Given my slightly disparaging attitude towards Wagner's words, it would be more than a little unfair to write about Tannhäuser and ignore the music. On the other hand so much has been written about Wagner's music that it is hard to imagine adding anything new to the current store of knowledge. On the other hand I can take a more egoistic stance and write about something I heard pretty much for the first time in yesterday's San Francisco Opera performance, and it has to do with this history of the score. As we can learn from a variety of sources (including the Chronicle), it received its first performance in Dresden on October 19, 1845 but was then revised for its first performance in Paris on March 13, 1861. Two things are important about this, both of which were observed by Chronicle critic Joshua Kosman. The more familiar is that, because Parisians insisted on ballet with their opera, Wagner extended the opening Venusberg music by about ten minutes to allow for such a ballet. The second is the Paris date, which means that the new music was written about Tristan und Isolde, which many would regard as a watershed in Wagner's intellectual development.
The implication of this second point is that the four-note chromatic ascents that penetrate the ballet music at its most passionate are most likely deliberate evocations of the same chromaticism in Tristan, particularly in light of the shared carnal context. (Wagner would reflect back on Tristan with a bit more sobriety in Hans Sachs' encounter with Eva in the first scene of the final act of Meistersinger; but here, of course, the Tristan legend is invoked in the text.) What is more interesting, however, is that this is not the only suggestion of cross-reference in the Tannhäuser score. There is at least one brief motif supporting Elizabeth that would later transfer over to Elsa in the second act procession of Lohengrin; and many of the explicitly Christian references presage the fundamental motifs of Parsifal. Thus, if we are to consider this in terms of that duality of Venusberg and the Wartburg, Venusberg "celebrates" the passions of Tristan and Isolde, while Wartburg is part of a "Christian thread" that would subsequently present itself through first Lohengrin and then Parsifal.

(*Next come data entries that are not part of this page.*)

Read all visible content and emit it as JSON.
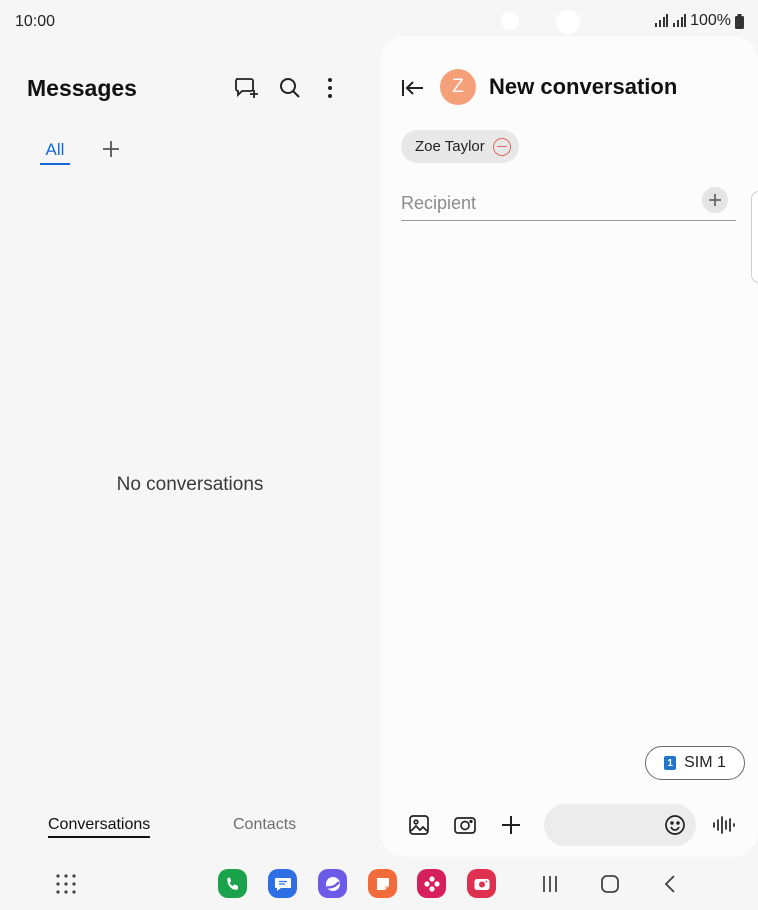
{
  "status_bar": {
    "time": "10:00",
    "battery": "100%",
    "icons": [
      "signal-icon",
      "signal-icon",
      "battery-icon"
    ]
  },
  "messages_pane": {
    "title": "Messages",
    "header_icons": [
      "new-chat-icon",
      "search-icon",
      "more-vertical-icon"
    ],
    "tabs": [
      {
        "label": "All",
        "selected": true
      }
    ],
    "add_tab_icon": "plus-icon",
    "empty_state": "No conversations",
    "bottom_tabs": [
      {
        "label": "Conversations",
        "selected": true
      },
      {
        "label": "Contacts",
        "selected": false
      }
    ]
  },
  "new_conversation": {
    "back_icon": "collapse-left-icon",
    "avatar_initial": "Z",
    "title": "New conversation",
    "recipient_chip": "Zoe Taylor",
    "recipient_placeholder": "Recipient",
    "sim": {
      "badge": "1",
      "label": "SIM 1"
    },
    "composer_icons": [
      "gallery-icon",
      "camera-icon",
      "plus-icon",
      "emoji-icon",
      "voice-icon"
    ]
  },
  "nav_bar": {
    "dock_apps": [
      {
        "name": "phone-app-icon",
        "color": "#1aa34a"
      },
      {
        "name": "messages-app-icon",
        "color": "#2f6fe4"
      },
      {
        "name": "internet-app-icon",
        "color": "#6b5be6"
      },
      {
        "name": "notes-app-icon",
        "color": "#f26b3a"
      },
      {
        "name": "gallery-app-icon",
        "color": "#d61f5d"
      },
      {
        "name": "camera-app-icon",
        "color": "#e0304f"
      }
    ],
    "buttons": [
      "recents-icon",
      "home-icon",
      "back-icon"
    ]
  },
  "colors": {
    "accent": "#1668d6",
    "avatar": "#f5a078",
    "chip_remove": "#e0675a"
  }
}
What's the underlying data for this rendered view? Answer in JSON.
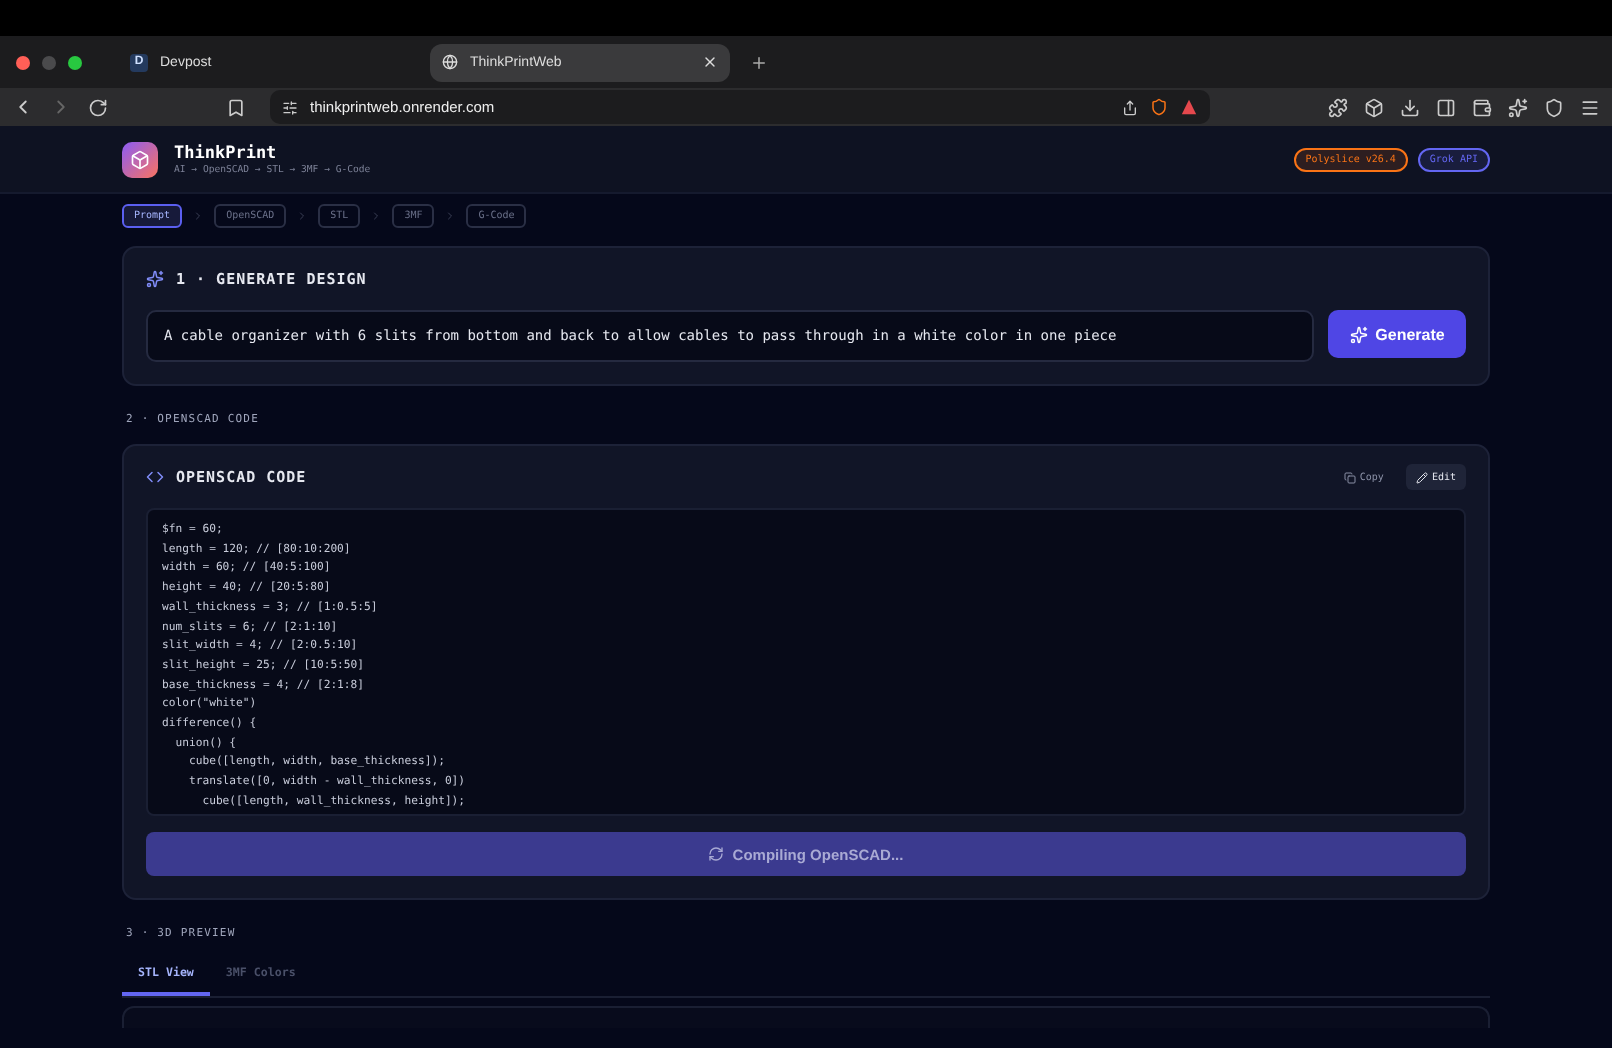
{
  "browser": {
    "tabs": [
      {
        "title": "Devpost",
        "badge": "D",
        "selected": false
      },
      {
        "title": "ThinkPrintWeb",
        "selected": true
      }
    ],
    "url": "thinkprintweb.onrender.com"
  },
  "header": {
    "app_name": "ThinkPrint",
    "tagline": "AI → OpenSCAD → STL → 3MF → G-Code",
    "badges": [
      {
        "label": "Polyslice v26.4",
        "color": "#f97316"
      },
      {
        "label": "Grok API",
        "color": "#6366f1"
      }
    ]
  },
  "steps": [
    {
      "label": "Prompt",
      "selected": true
    },
    {
      "label": "OpenSCAD",
      "selected": false
    },
    {
      "label": "STL",
      "selected": false
    },
    {
      "label": "3MF",
      "selected": false
    },
    {
      "label": "G-Code",
      "selected": false
    }
  ],
  "generate": {
    "title": "1 · GENERATE DESIGN",
    "prompt": "A cable organizer with 6 slits from bottom and back to allow cables to pass through in a white color in one piece",
    "button": "Generate"
  },
  "openscad_section": {
    "label": "2 · OPENSCAD CODE",
    "title": "OPENSCAD CODE",
    "copy": "Copy",
    "edit": "Edit",
    "code_lines": [
      "$fn = 60;",
      "length = 120; // [80:10:200]",
      "width = 60; // [40:5:100]",
      "height = 40; // [20:5:80]",
      "wall_thickness = 3; // [1:0.5:5]",
      "num_slits = 6; // [2:1:10]",
      "slit_width = 4; // [2:0.5:10]",
      "slit_height = 25; // [10:5:50]",
      "base_thickness = 4; // [2:1:8]",
      "color(\"white\")",
      "difference() {",
      "  union() {",
      "    cube([length, width, base_thickness]);",
      "    translate([0, width - wall_thickness, 0])",
      "      cube([length, wall_thickness, height]);"
    ],
    "compile_button": "Compiling OpenSCAD..."
  },
  "preview_section": {
    "label": "3 · 3D PREVIEW",
    "tabs": [
      {
        "label": "STL View",
        "selected": true
      },
      {
        "label": "3MF Colors",
        "selected": false
      }
    ]
  }
}
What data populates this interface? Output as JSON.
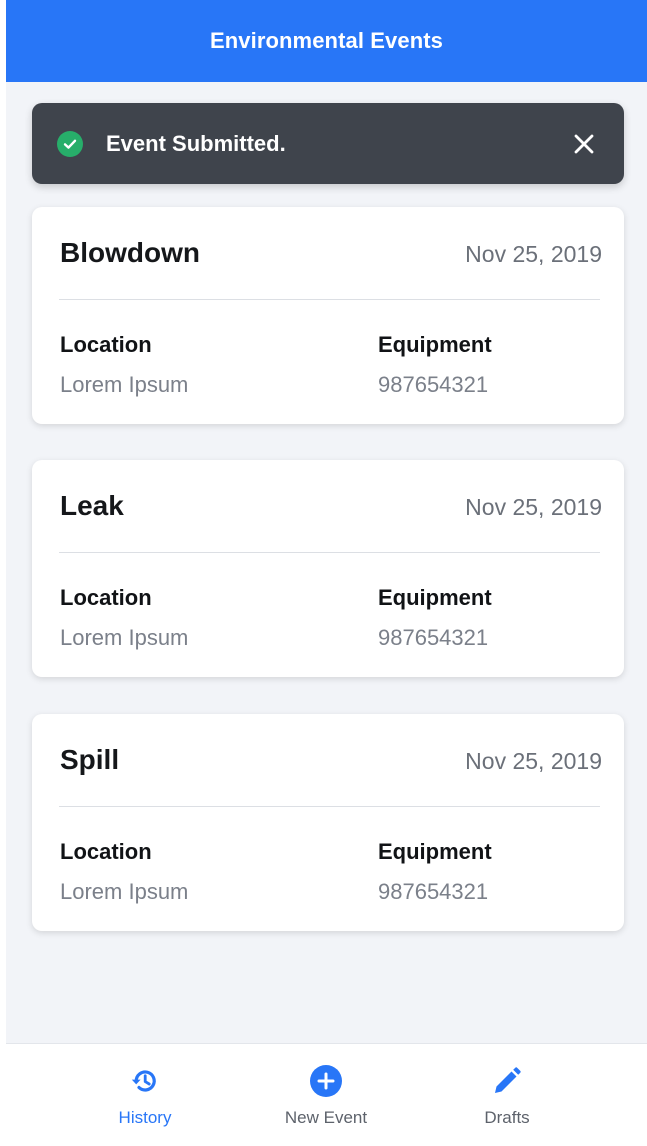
{
  "header": {
    "title": "Environmental Events"
  },
  "toast": {
    "message": "Event Submitted."
  },
  "events": [
    {
      "title": "Blowdown",
      "date": "Nov 25, 2019",
      "location_label": "Location",
      "location_value": "Lorem Ipsum",
      "equipment_label": "Equipment",
      "equipment_value": "987654321"
    },
    {
      "title": "Leak",
      "date": "Nov 25, 2019",
      "location_label": "Location",
      "location_value": "Lorem Ipsum",
      "equipment_label": "Equipment",
      "equipment_value": "987654321"
    },
    {
      "title": "Spill",
      "date": "Nov 25, 2019",
      "location_label": "Location",
      "location_value": "Lorem Ipsum",
      "equipment_label": "Equipment",
      "equipment_value": "987654321"
    }
  ],
  "tabbar": {
    "tabs": [
      {
        "label": "History",
        "icon": "history-icon",
        "active": true
      },
      {
        "label": "New Event",
        "icon": "plus-circle-icon",
        "active": false
      },
      {
        "label": "Drafts",
        "icon": "pencil-icon",
        "active": false
      }
    ]
  },
  "colors": {
    "primary": "#2876f7",
    "toast_bg": "#3f444c",
    "success": "#27ae6a",
    "page_bg": "#f2f4f8"
  }
}
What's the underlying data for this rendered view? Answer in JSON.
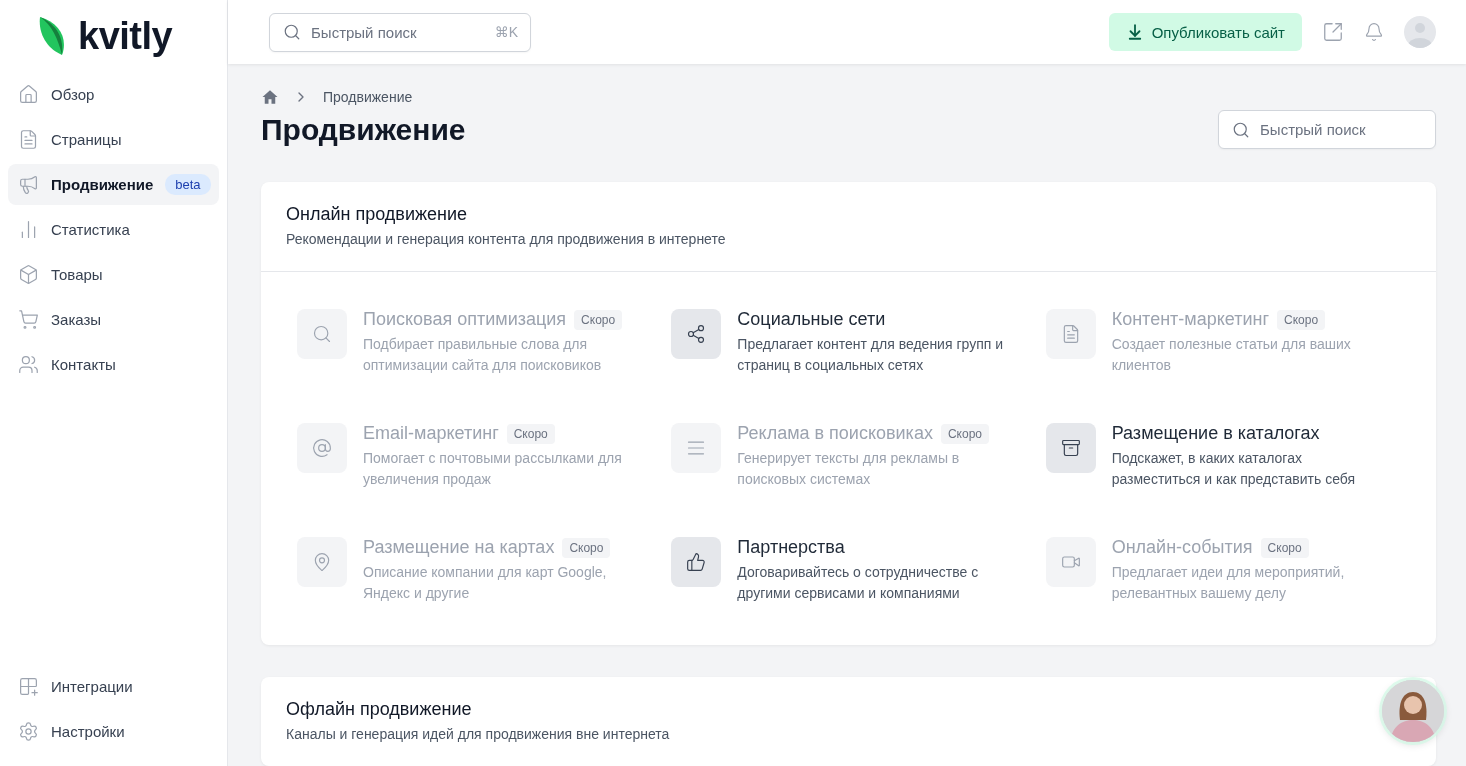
{
  "logo": {
    "text": "kvitly"
  },
  "sidebar": {
    "items": [
      {
        "label": "Обзор",
        "selected": false
      },
      {
        "label": "Страницы",
        "selected": false
      },
      {
        "label": "Продвижение",
        "selected": true,
        "badge": "beta"
      },
      {
        "label": "Статистика",
        "selected": false
      },
      {
        "label": "Товары",
        "selected": false
      },
      {
        "label": "Заказы",
        "selected": false
      },
      {
        "label": "Контакты",
        "selected": false
      }
    ],
    "bottom_items": [
      {
        "label": "Интеграции",
        "selected": false
      },
      {
        "label": "Настройки",
        "selected": false
      }
    ]
  },
  "topbar": {
    "search": {
      "placeholder": "Быстрый поиск",
      "shortcut": "⌘K"
    },
    "publish_button": "Опубликовать сайт"
  },
  "breadcrumb": [
    "Продвижение"
  ],
  "page_title": "Продвижение",
  "page_search": {
    "placeholder": "Быстрый поиск"
  },
  "sections": [
    {
      "title": "Онлайн продвижение",
      "subtitle": "Рекомендации и генерация контента для продвижения в интернете",
      "features": [
        {
          "title": "Поисковая оптимизация",
          "badge": "Скоро",
          "disabled": true,
          "description": "Подбирает правильные слова для оптимизации сайта для поисковиков"
        },
        {
          "title": "Социальные сети",
          "disabled": false,
          "description": "Предлагает контент для ведения групп и страниц в социальных сетях"
        },
        {
          "title": "Контент-маркетинг",
          "badge": "Скоро",
          "disabled": true,
          "description": "Создает полезные статьи для ваших клиентов"
        },
        {
          "title": "Email-маркетинг",
          "badge": "Скоро",
          "disabled": true,
          "description": "Помогает с почтовыми рассылками для увеличения продаж"
        },
        {
          "title": "Реклама в поисковиках",
          "badge": "Скоро",
          "disabled": true,
          "description": "Генерирует тексты для рекламы в поисковых системах"
        },
        {
          "title": "Размещение в каталогах",
          "disabled": false,
          "description": "Подскажет, в каких каталогах разместиться и как представить себя"
        },
        {
          "title": "Размещение на картах",
          "badge": "Скоро",
          "disabled": true,
          "description": "Описание компании для карт Google, Яндекс и другие"
        },
        {
          "title": "Партнерства",
          "disabled": false,
          "description": "Договаривайтесь о сотрудничестве с другими сервисами и компаниями"
        },
        {
          "title": "Онлайн-события",
          "badge": "Скоро",
          "disabled": true,
          "description": "Предлагает идеи для мероприятий, релевантных вашему делу"
        }
      ]
    },
    {
      "title": "Офлайн продвижение",
      "subtitle": "Каналы и генерация идей для продвижения вне интернета"
    }
  ]
}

As to the first point, I agree with Kosman in two ways. First of all, the new ballet music is pretty damned awesome, all the more so for being informed by Wagner's "linguistic discoveries" in Tristan. Secondly, Ron Howell's choreography for this music did it no justice at all. (I might even suggest that Kosman's negative reaction to the subsequent staging is a result of being put off by that choreography.) Things were probably not any better in 1861 Paris, but the history of ballet has had some very significant ups and downs since then. Furthermore, over that period of time, any music by Wagner has never progressed beyond footnote status; and, in terms of the "Holy Trinity" of modern ballet, neither the "Father" (Michel Fokine), nor the "Son" (George Balanchine), nor even the "Holy Ghost" (Frederick Ashton) ever had anything to do with Wagner. The Venusberg music, along with the overture, was used by Leonide Massine for his ballet "Bacchanale" in 1939; but, in spite of some of the really delightful things that Massine both choreographed and performed ("Gaîté Parisienne" being the most memorable for me), the man had a bad habit of biting off more than he could chew (Beethoven's seventh symphony with its creation of the world in Greek tunics, for crying out loud). So I shall risk being accused of arrogance, and assert that ballet and Wagner just do not mix. They certainly did not mix in Howell's no-such-thing-as-too-much-excess conception. Having recently seen the documentary Absolute Wilson, I found myself longing for the intensity of Robert Wilson's sense of prolonged stasis. The music does so much frantic jumping around that any further depiction of erotic emotion would probably be better conveyed through a frozen tableau!